Simon Shadowlight
We continue our exploration of a book, Spiritual Ecology: 10 Practices to Reawaken the Sacred in Everyday Life, by Llewellyn Vaughan-Lee. This month, the focus is on the practice of breathing. In the Sufi tradition it is said that everything begins with the breath and everything ends with the breath.

The awareness of breath is central as a practice across most spiritual traditions. However, it is often overlooked because of its accessibility and simplicity. And yet, the practice of developing mindfulness by centering one’s attention on the breath is phenomenally effective:

  1. As long as we are living, the breath is ever present as a tangible focal point for attention.

  2. The breath tends to be neutral. Unless, perhaps, you have difficulty breathing, the breath tends not to trigger anyone’s resistance.

  3. The breath involves a physical sensation which facilitates awareness. It is neither conceptual, theoretical, abstract, nor does it require one to be competent at visualization or imagination.

From the book: “Spiritual ecology is a recognition of the need to return to the source of our own sacred nature, and of the spiritual practices that affect both the individual and the whole, practices that can, through our own individual awareness and action, also help restore the connection between the Earth and its own Source. With the simple practice of awareness of breath we can help to keep this connection alive. We can help the pure energy of life flow between the worlds.”

Here are some guidelines to get you started:

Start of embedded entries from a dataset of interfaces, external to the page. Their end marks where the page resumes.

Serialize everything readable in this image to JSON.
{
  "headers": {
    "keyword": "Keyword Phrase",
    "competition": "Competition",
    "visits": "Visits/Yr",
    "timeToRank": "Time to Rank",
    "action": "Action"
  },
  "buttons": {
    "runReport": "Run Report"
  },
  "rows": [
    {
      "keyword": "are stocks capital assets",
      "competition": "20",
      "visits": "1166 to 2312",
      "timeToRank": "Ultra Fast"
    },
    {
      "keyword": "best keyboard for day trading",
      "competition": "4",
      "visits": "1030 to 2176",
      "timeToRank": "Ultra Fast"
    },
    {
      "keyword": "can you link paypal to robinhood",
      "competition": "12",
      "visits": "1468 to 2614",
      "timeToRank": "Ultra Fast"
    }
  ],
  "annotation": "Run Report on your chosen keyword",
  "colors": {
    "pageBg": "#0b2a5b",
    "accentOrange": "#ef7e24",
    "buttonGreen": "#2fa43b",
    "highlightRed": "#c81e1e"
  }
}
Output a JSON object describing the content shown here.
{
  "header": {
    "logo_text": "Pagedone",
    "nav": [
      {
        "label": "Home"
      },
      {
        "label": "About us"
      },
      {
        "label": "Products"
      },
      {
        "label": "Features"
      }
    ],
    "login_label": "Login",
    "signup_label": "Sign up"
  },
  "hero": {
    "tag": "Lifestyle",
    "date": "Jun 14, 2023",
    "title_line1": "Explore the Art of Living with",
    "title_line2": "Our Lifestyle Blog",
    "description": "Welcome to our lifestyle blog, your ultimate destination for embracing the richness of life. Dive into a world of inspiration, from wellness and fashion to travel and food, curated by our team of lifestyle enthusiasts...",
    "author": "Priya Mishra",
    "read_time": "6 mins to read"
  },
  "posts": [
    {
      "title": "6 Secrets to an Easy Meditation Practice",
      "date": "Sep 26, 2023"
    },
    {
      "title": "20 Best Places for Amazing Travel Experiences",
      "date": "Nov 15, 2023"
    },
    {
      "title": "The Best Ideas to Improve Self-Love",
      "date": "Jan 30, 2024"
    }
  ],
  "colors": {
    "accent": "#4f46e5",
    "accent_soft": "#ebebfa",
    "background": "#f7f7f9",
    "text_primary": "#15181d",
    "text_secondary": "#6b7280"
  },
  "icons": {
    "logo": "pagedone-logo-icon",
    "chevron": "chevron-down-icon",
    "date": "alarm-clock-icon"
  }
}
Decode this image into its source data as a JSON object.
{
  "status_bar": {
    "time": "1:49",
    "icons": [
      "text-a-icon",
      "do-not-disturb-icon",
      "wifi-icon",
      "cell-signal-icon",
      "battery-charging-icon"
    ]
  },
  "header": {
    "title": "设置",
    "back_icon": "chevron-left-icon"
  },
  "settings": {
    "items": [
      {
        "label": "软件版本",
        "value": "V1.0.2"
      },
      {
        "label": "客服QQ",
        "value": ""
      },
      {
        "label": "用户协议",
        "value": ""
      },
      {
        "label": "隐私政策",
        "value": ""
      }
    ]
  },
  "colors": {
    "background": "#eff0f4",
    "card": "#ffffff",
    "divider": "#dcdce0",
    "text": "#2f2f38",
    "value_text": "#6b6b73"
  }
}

  • Find your most accessible point of awareness of the breath. Perhaps you focus on the rise and fall of the chest or the rise and fall of the belly. Perhaps it is easier for you to focus on the sensation of air moving in and out of the mouth or the nose. Pick whichever works best for you in the moment. Simple.

  • You can focus on the breath as part of a regular practice time or simply find a way to remind yourself to be aware for a few moments throughout your day. Set a timer on your phone or watch at a regular interval. When it goes off, focus on the breath for a few moments.

  • You are in charge of your breath. You can simply pay attention to that moment’s natural rate and rhythm without judgment or effort to change or you can count your breaths, perhaps even experimenting with breathing in for a specific count and breathing out for a specific count. The inhalation and exhalation can be equal or you can vary them (i.e. a 4-count inhale with an 8-count exhale). You can add a pause (gently holding the breath) after the in-breath and/or after the out-breath. You can breathe deep or shallow; fast or slow. So many options and all of them valid. Simply explore and experiment, letting go of all sense of, “Am I doing this right?”

  • Notice the sensations in your body and the flow of your thoughts and feelings as you attend to your breath. Does mindful breathing slow down your mind? Does it impact your mood? Approach these questions with a gentle curiosity rather than an intellectual, academic rigor.

Simple yet eloquent. Embrace the simplicity. It doesn’t have to be difficult. Just breathe.

And so it is.

Peace and blessings,
Rev. Simon